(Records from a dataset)
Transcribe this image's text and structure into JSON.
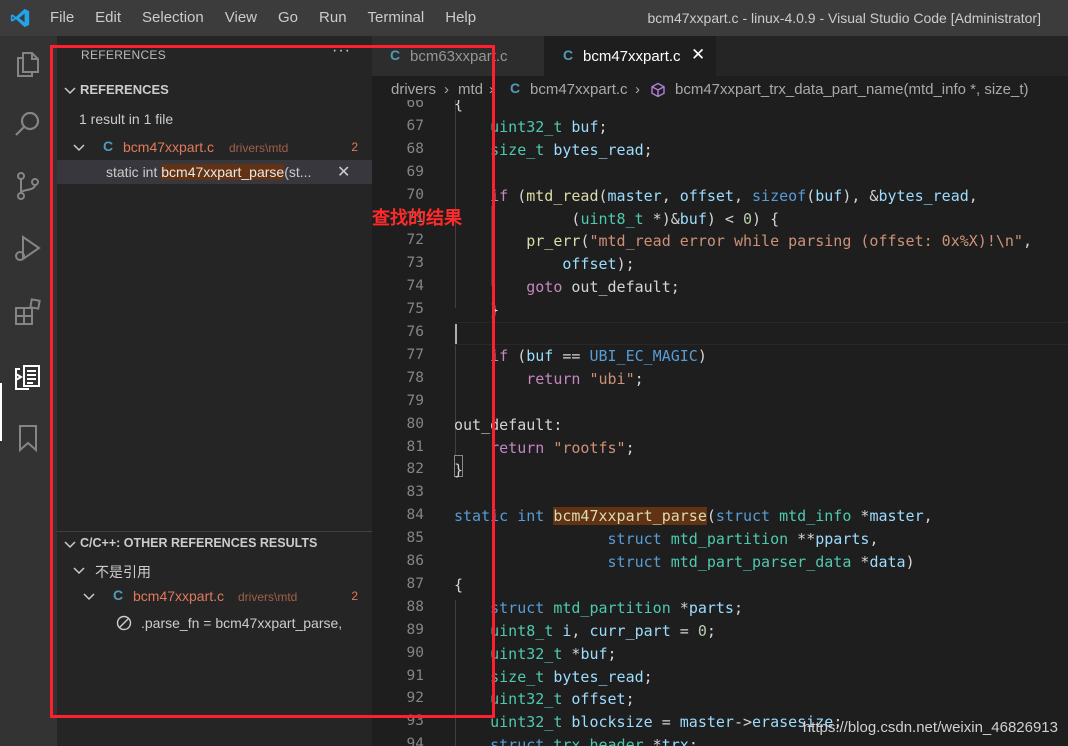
{
  "window": {
    "title": "bcm47xxpart.c - linux-4.0.9 - Visual Studio Code [Administrator]",
    "menu": [
      "File",
      "Edit",
      "Selection",
      "View",
      "Go",
      "Run",
      "Terminal",
      "Help"
    ]
  },
  "activity_bar": {
    "icons": [
      "explorer-icon",
      "search-icon",
      "source-control-icon",
      "run-debug-icon",
      "extensions-icon",
      "references-icon",
      "bookmarks-icon"
    ],
    "active": "references-icon"
  },
  "sidebar": {
    "header": "REFERENCES",
    "more": "···",
    "references": {
      "title": "REFERENCES",
      "summary": "1 result in 1 file",
      "file": {
        "badge": "C",
        "name": "bcm47xxpart.c",
        "path": "drivers\\mtd",
        "count": "2"
      },
      "match": {
        "prefix": "static int ",
        "highlight": "bcm47xxpart_parse",
        "suffix": "(st...",
        "close": "✕"
      }
    },
    "other_references": {
      "title": "C/C++: OTHER REFERENCES RESULTS",
      "group": "不是引用",
      "file": {
        "badge": "C",
        "name": "bcm47xxpart.c",
        "path": "drivers\\mtd",
        "count": "2"
      },
      "match": ".parse_fn = bcm47xxpart_parse,"
    }
  },
  "annotation": {
    "text": "查找的结果",
    "color": "#ff1f2f"
  },
  "tabs": [
    {
      "badge": "C",
      "label": "bcm63xxpart.c",
      "active": false
    },
    {
      "badge": "C",
      "label": "bcm47xxpart.c",
      "active": true,
      "close": "✕"
    }
  ],
  "breadcrumb": {
    "items": [
      "drivers",
      "mtd"
    ],
    "file_badge": "C",
    "file": "bcm47xxpart.c",
    "symbol": "bcm47xxpart_trx_data_part_name(mtd_info *, size_t)"
  },
  "editor": {
    "lines": [
      {
        "n": "66",
        "t": [
          [
            "{",
            ""
          ]
        ]
      },
      {
        "n": "67",
        "t": [
          [
            "    ",
            ""
          ],
          [
            "uint32_t",
            "type"
          ],
          [
            " ",
            ""
          ],
          [
            "buf",
            "var"
          ],
          [
            ";",
            ""
          ]
        ]
      },
      {
        "n": "68",
        "t": [
          [
            "    ",
            ""
          ],
          [
            "size_t",
            "type"
          ],
          [
            " ",
            ""
          ],
          [
            "bytes_read",
            "var"
          ],
          [
            ";",
            ""
          ]
        ]
      },
      {
        "n": "69",
        "t": [
          [
            "",
            ""
          ]
        ]
      },
      {
        "n": "70",
        "t": [
          [
            "    ",
            ""
          ],
          [
            "if",
            "ctrl"
          ],
          [
            " (",
            ""
          ],
          [
            "mtd_read",
            "fn"
          ],
          [
            "(",
            ""
          ],
          [
            "master",
            "var"
          ],
          [
            ", ",
            ""
          ],
          [
            "offset",
            "var"
          ],
          [
            ", ",
            ""
          ],
          [
            "sizeof",
            "kw"
          ],
          [
            "(",
            ""
          ],
          [
            "buf",
            "var"
          ],
          [
            "), &",
            ""
          ],
          [
            "bytes_read",
            "var"
          ],
          [
            ",",
            ""
          ]
        ]
      },
      {
        "n": "71",
        "t": [
          [
            "             (",
            ""
          ],
          [
            "uint8_t",
            "type"
          ],
          [
            " *)&",
            ""
          ],
          [
            "buf",
            "var"
          ],
          [
            ") < ",
            ""
          ],
          [
            "0",
            "num"
          ],
          [
            ") {",
            ""
          ]
        ]
      },
      {
        "n": "72",
        "t": [
          [
            "        ",
            ""
          ],
          [
            "pr_err",
            "fn"
          ],
          [
            "(",
            ""
          ],
          [
            "\"mtd_read error while parsing (offset: 0x%X)!\\n\"",
            "str"
          ],
          [
            ",",
            ""
          ]
        ]
      },
      {
        "n": "73",
        "t": [
          [
            "            ",
            ""
          ],
          [
            "offset",
            "var"
          ],
          [
            ");",
            ""
          ]
        ]
      },
      {
        "n": "74",
        "t": [
          [
            "        ",
            ""
          ],
          [
            "goto",
            "ctrl"
          ],
          [
            " out_default;",
            ""
          ]
        ]
      },
      {
        "n": "75",
        "t": [
          [
            "    }",
            ""
          ]
        ]
      },
      {
        "n": "76",
        "t": [
          [
            "",
            ""
          ]
        ]
      },
      {
        "n": "77",
        "t": [
          [
            "    ",
            ""
          ],
          [
            "if",
            "ctrl"
          ],
          [
            " (",
            ""
          ],
          [
            "buf",
            "var"
          ],
          [
            " == ",
            ""
          ],
          [
            "UBI_EC_MAGIC",
            "macro"
          ],
          [
            ")",
            ""
          ]
        ]
      },
      {
        "n": "78",
        "t": [
          [
            "        ",
            ""
          ],
          [
            "return",
            "ctrl"
          ],
          [
            " ",
            ""
          ],
          [
            "\"ubi\"",
            "str"
          ],
          [
            ";",
            ""
          ]
        ]
      },
      {
        "n": "79",
        "t": [
          [
            "",
            ""
          ]
        ]
      },
      {
        "n": "80",
        "t": [
          [
            "out_default:",
            ""
          ]
        ]
      },
      {
        "n": "81",
        "t": [
          [
            "    ",
            ""
          ],
          [
            "return",
            "ctrl"
          ],
          [
            " ",
            ""
          ],
          [
            "\"rootfs\"",
            "str"
          ],
          [
            ";",
            ""
          ]
        ]
      },
      {
        "n": "82",
        "t": [
          [
            "}",
            ""
          ]
        ]
      },
      {
        "n": "83",
        "t": [
          [
            "",
            ""
          ]
        ]
      },
      {
        "n": "84",
        "t": [
          [
            "static",
            "kw"
          ],
          [
            " ",
            ""
          ],
          [
            "int",
            "kw"
          ],
          [
            " ",
            ""
          ],
          [
            "bcm47xxpart_parse",
            "fnhl"
          ],
          [
            "(",
            ""
          ],
          [
            "struct",
            "kw"
          ],
          [
            " ",
            ""
          ],
          [
            "mtd_info",
            "type"
          ],
          [
            " *",
            ""
          ],
          [
            "master",
            "var"
          ],
          [
            ",",
            ""
          ]
        ]
      },
      {
        "n": "85",
        "t": [
          [
            "                 ",
            ""
          ],
          [
            "struct",
            "kw"
          ],
          [
            " ",
            ""
          ],
          [
            "mtd_partition",
            "type"
          ],
          [
            " **",
            ""
          ],
          [
            "pparts",
            "var"
          ],
          [
            ",",
            ""
          ]
        ]
      },
      {
        "n": "86",
        "t": [
          [
            "                 ",
            ""
          ],
          [
            "struct",
            "kw"
          ],
          [
            " ",
            ""
          ],
          [
            "mtd_part_parser_data",
            "type"
          ],
          [
            " *",
            ""
          ],
          [
            "data",
            "var"
          ],
          [
            ")",
            ""
          ]
        ]
      },
      {
        "n": "87",
        "t": [
          [
            "{",
            ""
          ]
        ]
      },
      {
        "n": "88",
        "t": [
          [
            "    ",
            ""
          ],
          [
            "struct",
            "kw"
          ],
          [
            " ",
            ""
          ],
          [
            "mtd_partition",
            "type"
          ],
          [
            " *",
            ""
          ],
          [
            "parts",
            "var"
          ],
          [
            ";",
            ""
          ]
        ]
      },
      {
        "n": "89",
        "t": [
          [
            "    ",
            ""
          ],
          [
            "uint8_t",
            "type"
          ],
          [
            " ",
            ""
          ],
          [
            "i",
            "var"
          ],
          [
            ", ",
            ""
          ],
          [
            "curr_part",
            "var"
          ],
          [
            " = ",
            ""
          ],
          [
            "0",
            "num"
          ],
          [
            ";",
            ""
          ]
        ]
      },
      {
        "n": "90",
        "t": [
          [
            "    ",
            ""
          ],
          [
            "uint32_t",
            "type"
          ],
          [
            " *",
            ""
          ],
          [
            "buf",
            "var"
          ],
          [
            ";",
            ""
          ]
        ]
      },
      {
        "n": "91",
        "t": [
          [
            "    ",
            ""
          ],
          [
            "size_t",
            "type"
          ],
          [
            " ",
            ""
          ],
          [
            "bytes_read",
            "var"
          ],
          [
            ";",
            ""
          ]
        ]
      },
      {
        "n": "92",
        "t": [
          [
            "    ",
            ""
          ],
          [
            "uint32_t",
            "type"
          ],
          [
            " ",
            ""
          ],
          [
            "offset",
            "var"
          ],
          [
            ";",
            ""
          ]
        ]
      },
      {
        "n": "93",
        "t": [
          [
            "    ",
            ""
          ],
          [
            "uint32_t",
            "type"
          ],
          [
            " ",
            ""
          ],
          [
            "blocksize",
            "var"
          ],
          [
            " = ",
            ""
          ],
          [
            "master",
            "var"
          ],
          [
            "->",
            ""
          ],
          [
            "erasesize",
            "var"
          ],
          [
            ";",
            ""
          ]
        ]
      },
      {
        "n": "94",
        "t": [
          [
            "    ",
            ""
          ],
          [
            "struct",
            "kw"
          ],
          [
            " ",
            ""
          ],
          [
            "trx_header",
            "type"
          ],
          [
            " *",
            ""
          ],
          [
            "trx",
            "var"
          ],
          [
            ";",
            ""
          ]
        ]
      }
    ]
  },
  "watermark": "https://blog.csdn.net/weixin_46826913"
}
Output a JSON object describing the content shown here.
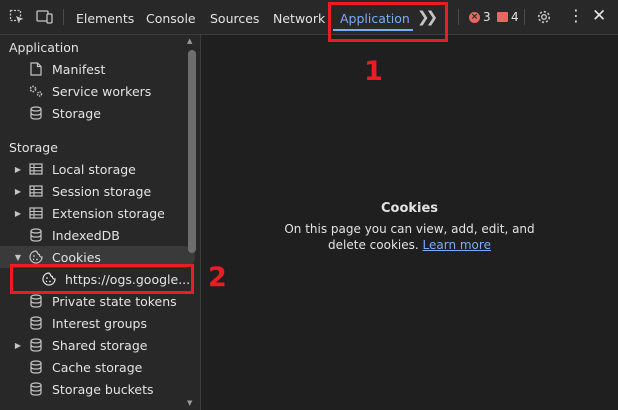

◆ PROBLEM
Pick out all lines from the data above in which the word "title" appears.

◆ RESULT
    "title": "bcm47xxpart.c - linux-4.0.9 - Visual Studio Code [Administrator]",
      "title": "REFERENCES",
      "title": "C/C++: OTHER REFERENCES RESULTS",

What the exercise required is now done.